Cleft lip and palate

The cleft lip and palate is one of the most common deformations of humankind. The clefts in the face can develop in the area of the upper lip, the bones of the maxilla and the hard and soft upper palate in the fourth to eighth week of pregnancy. They can occur in various combinations, either on the left or the right hand side of the face or bilateral.

Cleft children are born on all continents and in each and every country. Estimates on the frequency of the cases vary. In Europe it is assumed that one in 500 to 800 births are affected. In Asia these numbers are probably considerably higher. In Africa they are a little bit lower. The most affected areas are those with poor environmental conditions: regions contaminated with dioxins or coal dust or those lying in considerable altitude (Andes or Himalaya Mountains).


Even though cleft lips and palates are the most common congenital deformations of humankind it is still not fully clear from the medial point of view what actually causes them. It is known that the risks for cleft deformations are increased by several external factors such as pollution of the environment and food, hypoxia of the embryo and malnutrition of the mother (folic acid and vitamin C deficiency) as well as possibly being of hereditary origin. Cleft lips and palates develop during the fourth week of pregnancy when the separate parts of the face begin joining together starting from the outside and proceeding inwards. If the embryo’s development is in some way disturbed during this phase the layers of tissue do not fuse completely. The various types of clefts are then the result.

Types of cleft lips and palates
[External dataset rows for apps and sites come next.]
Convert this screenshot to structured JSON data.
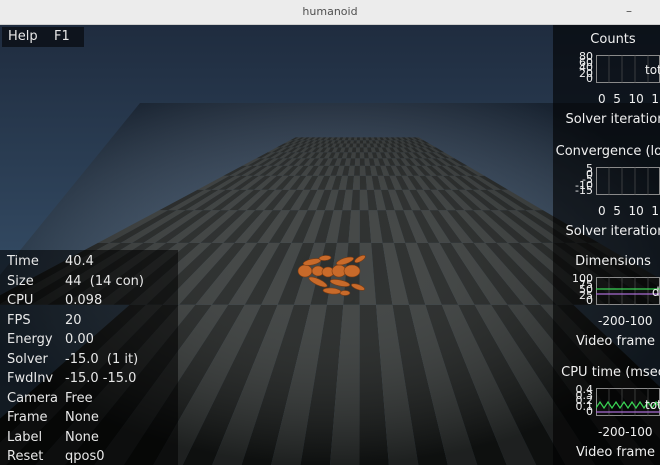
{
  "window": {
    "title": "humanoid",
    "minimize_glyph": "–"
  },
  "help": {
    "key": "Help",
    "value": "F1"
  },
  "info": [
    {
      "key": "Time",
      "value": "40.4"
    },
    {
      "key": "Size",
      "value": "44  (14 con)"
    },
    {
      "key": "CPU",
      "value": "0.098"
    },
    {
      "key": "FPS",
      "value": "20"
    },
    {
      "key": "Energy",
      "value": "0.00"
    },
    {
      "key": "Solver",
      "value": "-15.0  (1 it)"
    },
    {
      "key": "FwdInv",
      "value": "-15.0 -15.0"
    },
    {
      "key": "Camera",
      "value": "Free"
    },
    {
      "key": "Frame",
      "value": "None"
    },
    {
      "key": "Label",
      "value": "None"
    },
    {
      "key": "Reset",
      "value": "qpos0"
    }
  ],
  "figures": [
    {
      "title": "Counts",
      "xlabel": "Solver iteration",
      "xticks": "0  5  10  1",
      "yticks": [
        "80",
        "60",
        "40",
        "20",
        "0"
      ],
      "legend": "tot"
    },
    {
      "title": "Convergence (log",
      "xlabel": "Solver iteration",
      "xticks": "0  5  10  1",
      "yticks": [
        "5",
        "0",
        "-5",
        "-10",
        "-15"
      ],
      "legend": ""
    },
    {
      "title": "Dimensions",
      "xlabel": "Video frame",
      "xticks": "-200-100",
      "yticks": [
        "100",
        "75",
        "50",
        "25",
        "0"
      ],
      "legend": "d"
    },
    {
      "title": "CPU time (msec",
      "xlabel": "Video frame",
      "xticks": "-200-100",
      "yticks": [
        "0.4",
        "0.3",
        "0.2",
        "0.1",
        "0"
      ],
      "legend": "tot"
    }
  ],
  "colors": {
    "sky_top": "#1f2c3f",
    "sky_horizon": "#41607d",
    "tile_light": "#2e3231",
    "tile_dark": "#151817",
    "body": "#c86a2a",
    "plot_line_green": "#39d353",
    "plot_line_purple": "#a86bd1"
  },
  "icons": [
    "minimize-icon",
    "humanoid-body"
  ]
}
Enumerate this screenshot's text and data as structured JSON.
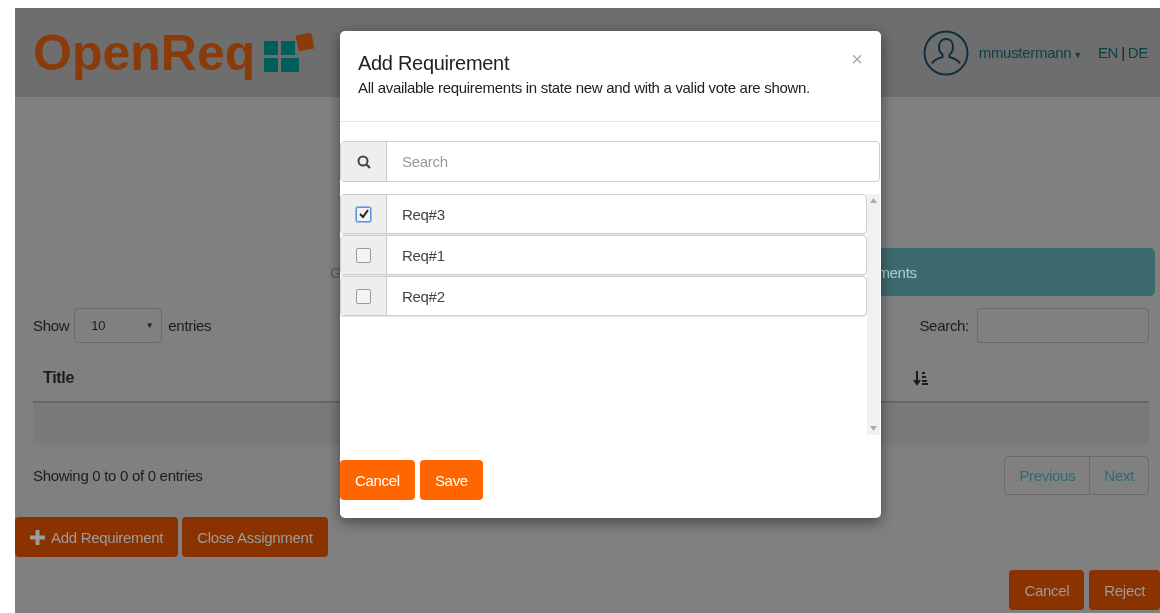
{
  "header": {
    "logo": "OpenReq",
    "user": "mmustermann",
    "user_caret": "▼",
    "languages": [
      "EN",
      "DE"
    ],
    "language_separator": "|"
  },
  "tabs": [
    {
      "label": "G",
      "selected": false
    },
    {
      "label": "ments",
      "selected": true
    }
  ],
  "table_controls": {
    "show_label": "Show",
    "page_size": "10",
    "page_size_caret": "▼",
    "entries_label": "entries",
    "search_label": "Search:"
  },
  "table": {
    "columns": [
      "Title"
    ]
  },
  "info": "Showing 0 to 0 of 0 entries",
  "pagination": [
    "Previous",
    "Next"
  ],
  "actions": [
    {
      "label": "Add Requirement",
      "kind": "add"
    },
    {
      "label": "Close Assignment",
      "kind": "plain"
    }
  ],
  "footer_buttons": [
    "Cancel",
    "Reject"
  ],
  "modal": {
    "title": "Add Requirement",
    "subtitle": "All available requirements in state new and with a valid vote are shown.",
    "close": "×",
    "search_placeholder": "Search",
    "items": [
      {
        "label": "Req#3",
        "checked": true
      },
      {
        "label": "Req#1",
        "checked": false
      },
      {
        "label": "Req#2",
        "checked": false
      }
    ],
    "buttons": [
      "Cancel",
      "Save"
    ]
  }
}
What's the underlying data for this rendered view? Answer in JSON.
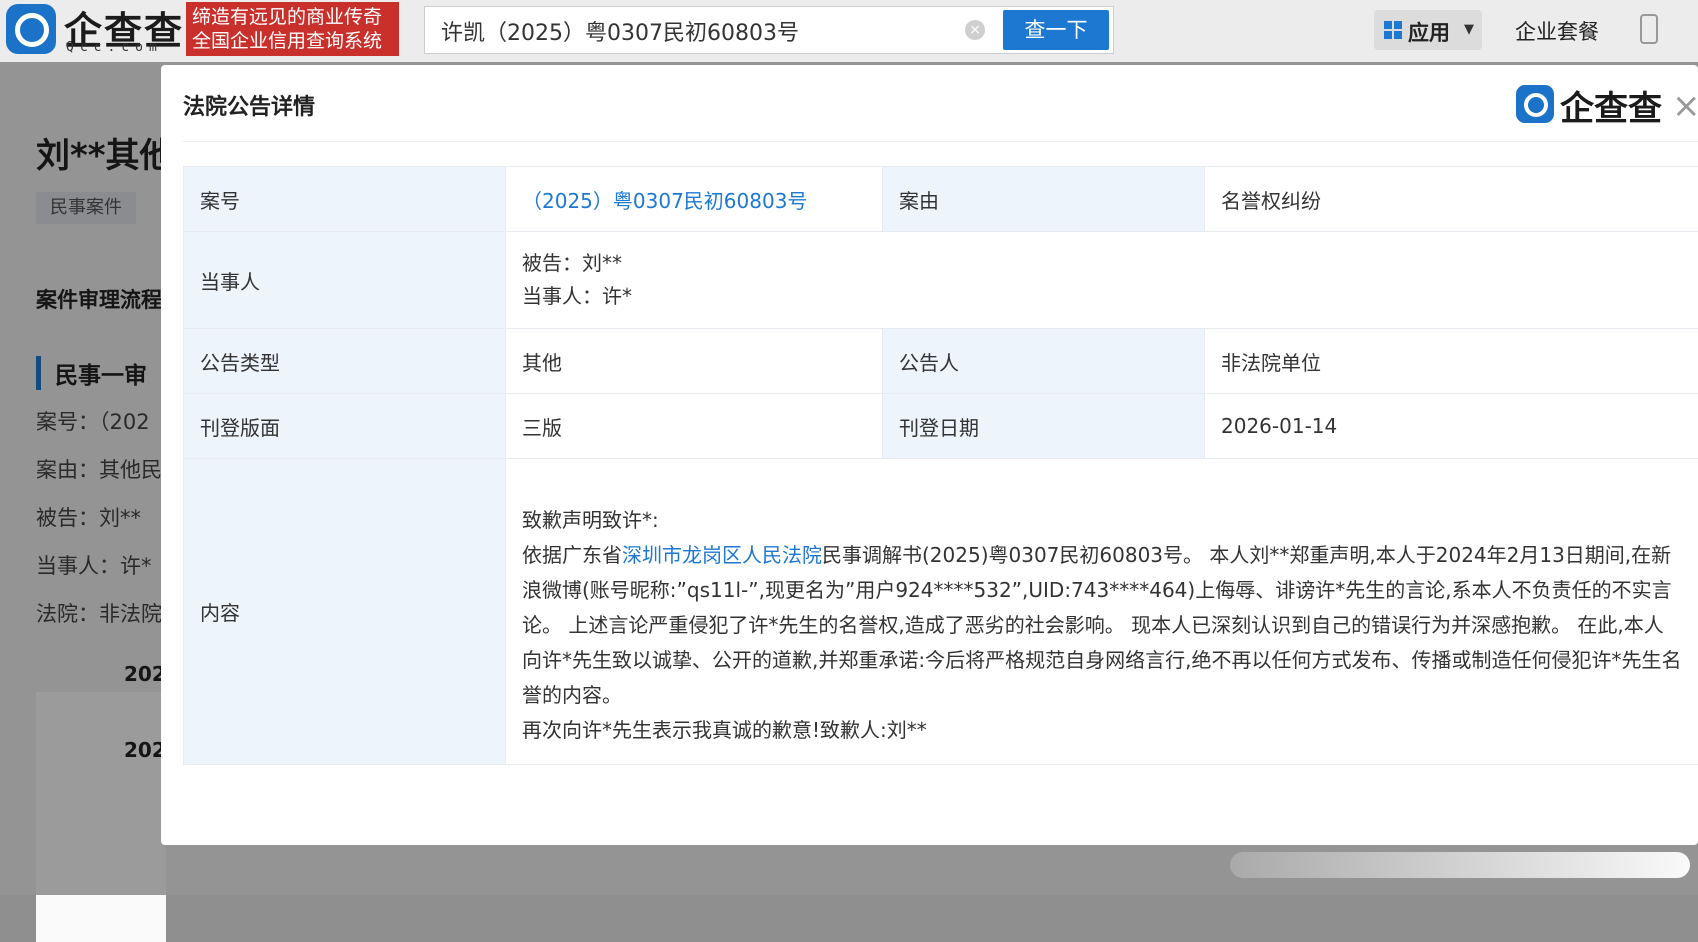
{
  "header": {
    "logo_text": "企查查",
    "logo_sub": "Qcc.com",
    "slogan_line1": "缔造有远见的商业传奇",
    "slogan_line2": "全国企业信用查询系统",
    "search_value": "许凯（2025）粤0307民初60803号",
    "search_button": "查一下",
    "apps_label": "应用",
    "package_label": "企业套餐"
  },
  "background_page": {
    "title": "刘**其他",
    "tag": "民事案件",
    "section_title": "案件审理流程",
    "stage_title": "民事一审",
    "lines": [
      "案号：（202",
      "案由：其他民",
      "被告：刘**",
      "当事人：许*",
      "法院：非法院"
    ],
    "years": [
      "202",
      "202"
    ]
  },
  "modal": {
    "title": "法院公告详情",
    "logo_text": "企查查",
    "rows": {
      "case_no_label": "案号",
      "case_no_value": "（2025）粤0307民初60803号",
      "cause_label": "案由",
      "cause_value": "名誉权纠纷",
      "party_label": "当事人",
      "defendant": "被告：刘**",
      "party": "当事人：许*",
      "type_label": "公告类型",
      "type_value": "其他",
      "announcer_label": "公告人",
      "announcer_value": "非法院单位",
      "page_label": "刊登版面",
      "page_value": "三版",
      "date_label": "刊登日期",
      "date_value": "2026-01-14",
      "content_label": "内容"
    },
    "content": {
      "heading": "致歉声明致许*:",
      "p1_before_link": "依据广东省",
      "p1_link": "深圳市龙岗区人民法院",
      "p1_after_link": "民事调解书(2025)粤0307民初60803号。 本人刘**郑重声明,本人于2024年2月13日期间,在新浪微博(账号昵称:”qs11l-”,现更名为”用户924****532”,UID:743****464)上侮辱、诽谤许*先生的言论,系本人不负责任的不实言论。 上述言论严重侵犯了许*先生的名誉权,造成了恶劣的社会影响。 现本人已深刻认识到自己的错误行为并深感抱歉。 在此,本人向许*先生致以诚挚、公开的道歉,并郑重承诺:今后将严格规范自身网络言行,绝不再以任何方式发布、传播或制造任何侵犯许*先生名誉的内容。",
      "closing": "再次向许*先生表示我真诚的歉意!致歉人:刘**"
    }
  }
}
Cleft deformations can vary considerably. They can occur as a cleft lip either on one side of the face or bilaterally on both sides of the upper lip, as a cleft palate or a combined cleft lip and palate. Other types of cranio-facial clefts such as lateral clefts of facial clefts are more seldom. Cleft lips and palates account to seventy per cent of the cases.

Comprehensive care for children with cleft lips and palates

The operation on a cleft lip and palate immediately frees the children from the deformation itself. A prerequisite for successful further treatment is, however, the so-called “functional operation”. Therefore, these complex operations should only be performed by experienced maxillo-facial surgeon. The child can only hear and learn to speak properly when the cleft is closed, ensuring the joining of the facial muscles and when the hearing ability is safeguarded with the completion of the soft palate. Hearing shall be checked regularly during growth (increased up to at least 7 years). Accumulation of fluid behind the eardrum, which can lead to hearing problems and ear infections need to be drained by grommets. Subsequent surgery is often necessary due to the growth of the child in order to prevent new facial deformities caused by displacements. Additionally, a correction of the malpositioning of the teeth is necessary with braces for the teeth and jaw. With these procedures and a subsequent speech therapy the children have the best chances for a complete recovery. 

The cooperation of an interdisciplinary team of surgeons, orthodontists, ENT-specialists and speech therapists is therefore extremely important for the treatment of cleft children. This is the only way that the deformity is rectified in all of its complexity and the children are provided with a chance for a positive development. 

Help for cleft children: a matter of course in Germany - in many parts of the world unachievable 

In Germany cleft children are usually treated in the first months of their life. All that is normally left is an almost unrecognisable scar. The children are then continuously in medical and therapeutic treatment until they reach adolescence. The successes of this interdisciplinary treatment are very good. No child has to grow up with a deformity here.

In countries like Vietnam, Cameroon, Peru, Bolivia or the Philippines things are quite a different matter. A large number of cleft children are denied help even though the treatment is quite simple. Health insurance is virtually non-existent and the poorer families simply cannot afford the surgery of their children. Surgeons, medical and therapeutic know-how, ear, nose and throat treatment, orthodontics, medical aftercare and interdisciplinary therapy are all lacking - but what is lacking most is money.

The aim of our projects is to enable a sustainable, comprehensive treatment of cleft children combining high-quality surgery of the cleft deformation with an interdisciplinary treatment of the children. Children that have received specialist surgery and the correct aftercare can then eat, drink and talk properly. But much more than that, they also for the first time have a real chance for full participation: in social life, with playmates and through a school education.